[Dataset rows describing interfaces]
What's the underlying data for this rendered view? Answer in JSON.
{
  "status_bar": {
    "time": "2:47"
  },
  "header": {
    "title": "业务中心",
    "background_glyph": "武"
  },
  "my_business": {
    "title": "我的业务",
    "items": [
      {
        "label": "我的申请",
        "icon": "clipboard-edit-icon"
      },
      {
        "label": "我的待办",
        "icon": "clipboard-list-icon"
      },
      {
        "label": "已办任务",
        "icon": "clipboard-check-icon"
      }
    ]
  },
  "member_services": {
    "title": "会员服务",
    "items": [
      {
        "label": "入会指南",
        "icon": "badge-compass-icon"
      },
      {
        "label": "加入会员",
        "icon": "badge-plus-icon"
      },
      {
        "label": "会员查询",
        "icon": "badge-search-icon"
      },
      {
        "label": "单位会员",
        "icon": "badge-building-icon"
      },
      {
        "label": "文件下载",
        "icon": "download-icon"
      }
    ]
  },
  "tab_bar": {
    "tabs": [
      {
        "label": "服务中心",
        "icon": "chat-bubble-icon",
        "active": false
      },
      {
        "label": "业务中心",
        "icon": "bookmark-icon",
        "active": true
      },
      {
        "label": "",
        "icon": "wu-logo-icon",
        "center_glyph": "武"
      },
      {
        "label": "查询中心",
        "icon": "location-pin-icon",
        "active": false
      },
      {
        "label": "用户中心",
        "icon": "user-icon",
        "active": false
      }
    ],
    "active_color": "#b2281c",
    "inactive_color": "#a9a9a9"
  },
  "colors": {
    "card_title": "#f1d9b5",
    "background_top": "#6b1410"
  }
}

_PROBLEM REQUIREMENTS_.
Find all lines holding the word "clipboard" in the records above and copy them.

_RESPONSE TO THE TASK_.
        "icon": "clipboard-edit-icon"
        "icon": "clipboard-list-icon"
        "icon": "clipboard-check-icon"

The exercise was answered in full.